**The data**
┄┄┄┄┄┄┄┄┄┄┄┄┄┄┄┄┄┄┄┄
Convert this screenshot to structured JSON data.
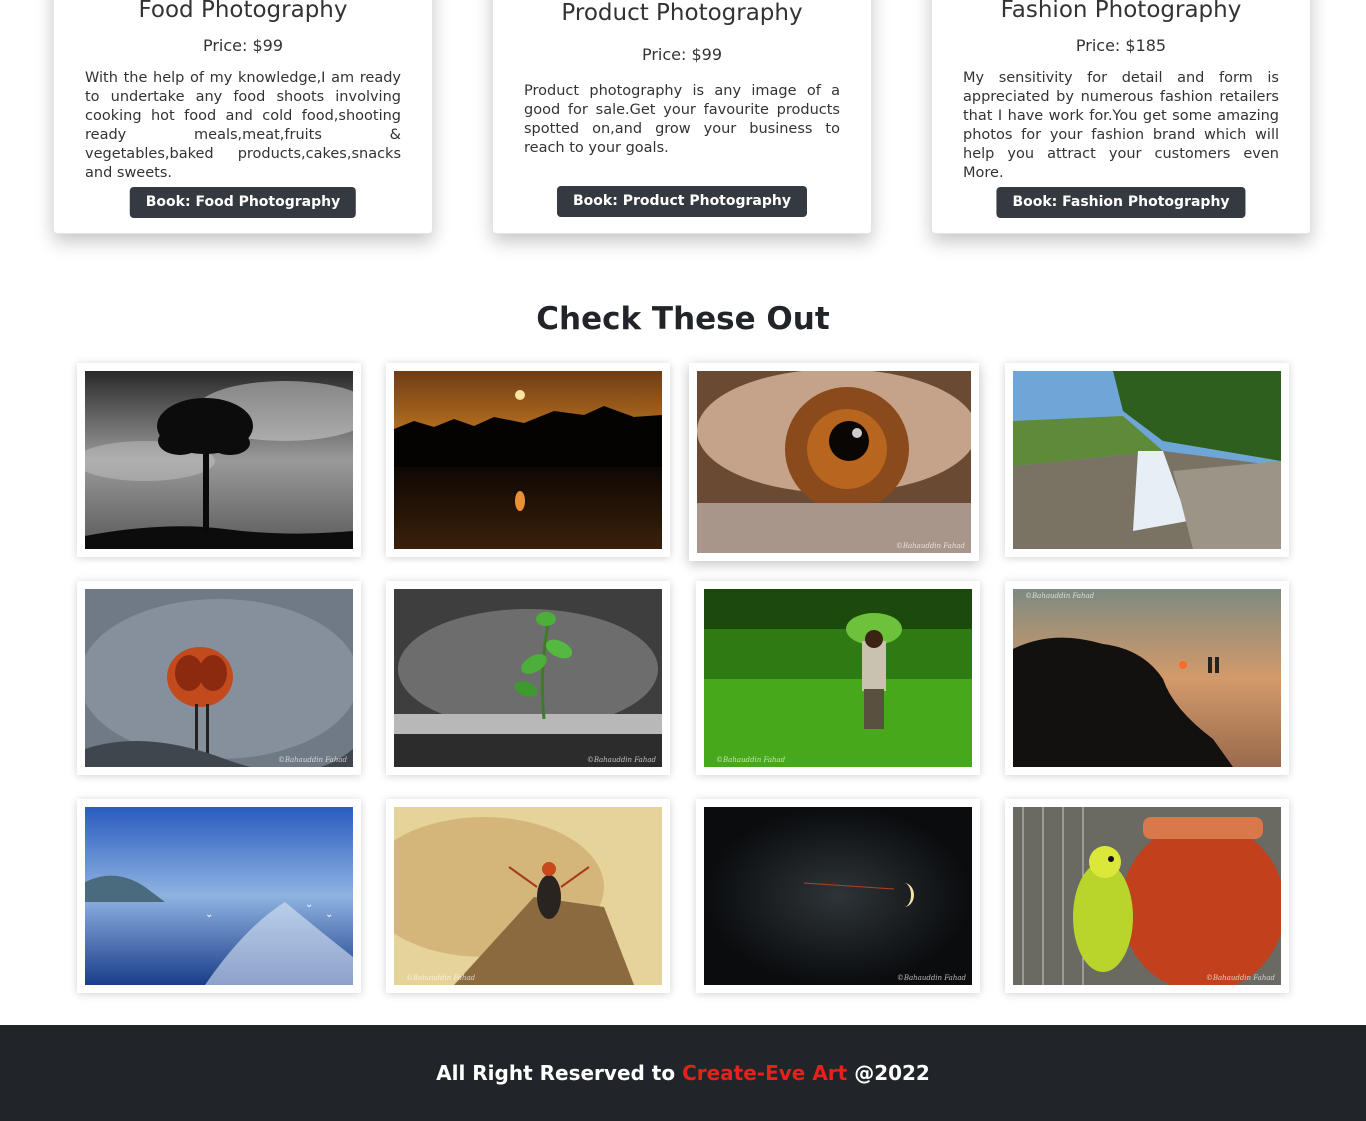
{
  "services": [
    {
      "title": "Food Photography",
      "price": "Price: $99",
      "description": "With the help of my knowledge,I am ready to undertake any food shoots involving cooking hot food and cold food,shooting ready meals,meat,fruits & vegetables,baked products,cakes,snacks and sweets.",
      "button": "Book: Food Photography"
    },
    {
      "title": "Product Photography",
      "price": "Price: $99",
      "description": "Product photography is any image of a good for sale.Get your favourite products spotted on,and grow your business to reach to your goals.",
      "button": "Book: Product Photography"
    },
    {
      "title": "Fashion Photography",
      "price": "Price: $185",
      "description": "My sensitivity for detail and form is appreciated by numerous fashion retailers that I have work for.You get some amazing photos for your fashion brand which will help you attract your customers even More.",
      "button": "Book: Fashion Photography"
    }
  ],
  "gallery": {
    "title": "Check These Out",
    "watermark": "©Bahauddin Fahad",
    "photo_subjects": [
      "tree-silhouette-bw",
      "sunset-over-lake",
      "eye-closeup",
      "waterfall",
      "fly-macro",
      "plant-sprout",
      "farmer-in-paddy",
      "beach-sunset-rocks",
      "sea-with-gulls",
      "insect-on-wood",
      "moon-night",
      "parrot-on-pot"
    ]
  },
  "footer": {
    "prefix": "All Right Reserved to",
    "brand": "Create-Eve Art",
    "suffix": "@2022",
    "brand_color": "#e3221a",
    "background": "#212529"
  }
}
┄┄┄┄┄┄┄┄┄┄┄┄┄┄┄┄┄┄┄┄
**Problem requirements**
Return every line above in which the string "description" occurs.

**Result**
      "description": "With the help of my knowledge,I am ready to undertake any food shoots involving cooking hot food and cold food,shooting ready meals,meat,fruits & vegetables,baked products,cakes,snacks and sweets.",
      "description": "Product photography is any image of a good for sale.Get your favourite products spotted on,and grow your business to reach to your goals.",
      "description": "My sensitivity for detail and form is appreciated by numerous fashion retailers that I have work for.You get some amazing photos for your fashion brand which will help you attract your customers even More.",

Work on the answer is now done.